The 10,000-Hour Rule - In Malcolm Gladwell's Book, "Outliers"

Two common themes among many of my blog posts are....

1. Performance, achievement and success are the result of competence, motivation, resources and personal strength.

2. Competence and personal strength involve behavior patterns, which must be ingrained in the brain through substantial repetition.

One of my favorite books on the topic of performance and achievement is Outliers: The Story of Success, by Malcolm Gladwell. He agrees with my two premises, but his book also talks about people who succeeded at a high level because of external circumstances, such as starting their careers at a time when their passionate interest was supported by the economy or a booming expansion in the technology related to their passion.

My favorite chapter in this book is called "The 10,000-Hour Rule."

In it he asserts, "The closer psychologists look at the careers of the gifted, the smaller the role innate talent seems to play and the bigger the role preparation seems to play."

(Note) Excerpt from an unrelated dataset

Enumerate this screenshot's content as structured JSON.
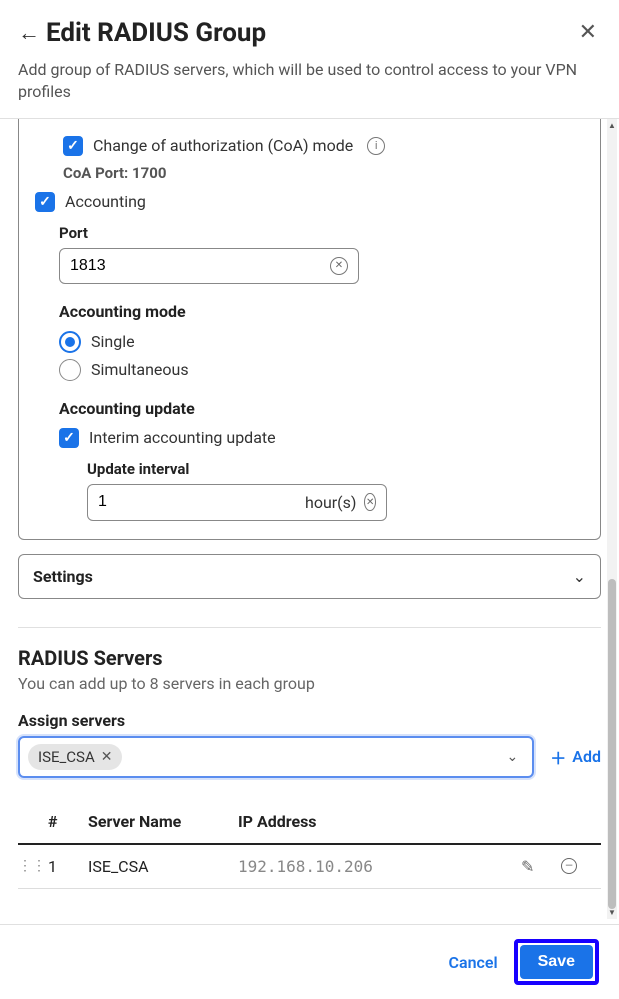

He summarizes the research from the early 1990s of K. Anders Ericsson. Ericsson and his colleagues went to the Academy of Music in Berlin, where the professors had divided violinists into three groups - (1) those with the potential to become world-class soloists, (2) the "merely good" students who might play in orchestras professionally, and (3) those who probably would not, who might be public school music teachers. The researchers interviewed all the students to determine how much they had practiced by the time they were 20.

The most talented students had gradually increased their practice while growing up until they had logged over 10,000 hours. The "merely good" students had logged about 8,000 hours, and the future music teachers had totaled about 4,000 hours.

The researchers also studied professional and amateur pianists and got the same result. By age 20, the professionals had logged at least 10,000 hours of practice.

They found no "naturals" who rose to the top of their profession with less practice and no "grinders" who logged 10,000 hours but didn't rise to the professional ranks. Their conclusion: "The thing that distinguishes onr performer from another is how hard he or she works. That's it. And what's more, the people at the very top don't work just harder or even much harder than everyone else. They work much, much harder."

The magic number seems to be 10,000 hours. That's the equivalent of about 20 hours of practice every week for 10 years. To achieve mastery - the establishing and ingraining of neural pathways related to specific skills - takes a ton of practice.

The implication - it takes a whole lot of passion and commitment to put in that many repetitions to establish the skills and improve them, ingraining the refinements as you go. This is GOOD NEWS, because it suggests that anyone can do this if they're willing to follow through with that much work. Real good coaching helps, too, I would assume.

But man, that's a lot of work. As my West Point classmate who became a plastic surgeon once told me, "You gotta want it. You really gotta wanna."

Post by Dennis E. Coates, Ph.D., Copyright 2010. Building Personal Strength .


nourishthespirit said...

Thanks for putting this in perspective!

wayne mcevilly said...

This is true. I have logged many more hours than the cited 10,000 at my craft. My Mozart log alone would exceed that-I play his music with more insouciance and "creative carelessness" -i.e., ease- for one reason & one reason only-I have logged in many more hours working at his music than all my other composers combined...thus it seems to come "naturally" at this point....
An eternal verity which can never be repeated too much-"Repetition is the Mother of Skill."

Robyn McMaster, PhD said...

I have always wanted to read this book because I think there is much to learn. It goes to show that rewiring your dendrite brain cells through so many hours of practice makes the difference. It's more in our brain than many realize. ;-)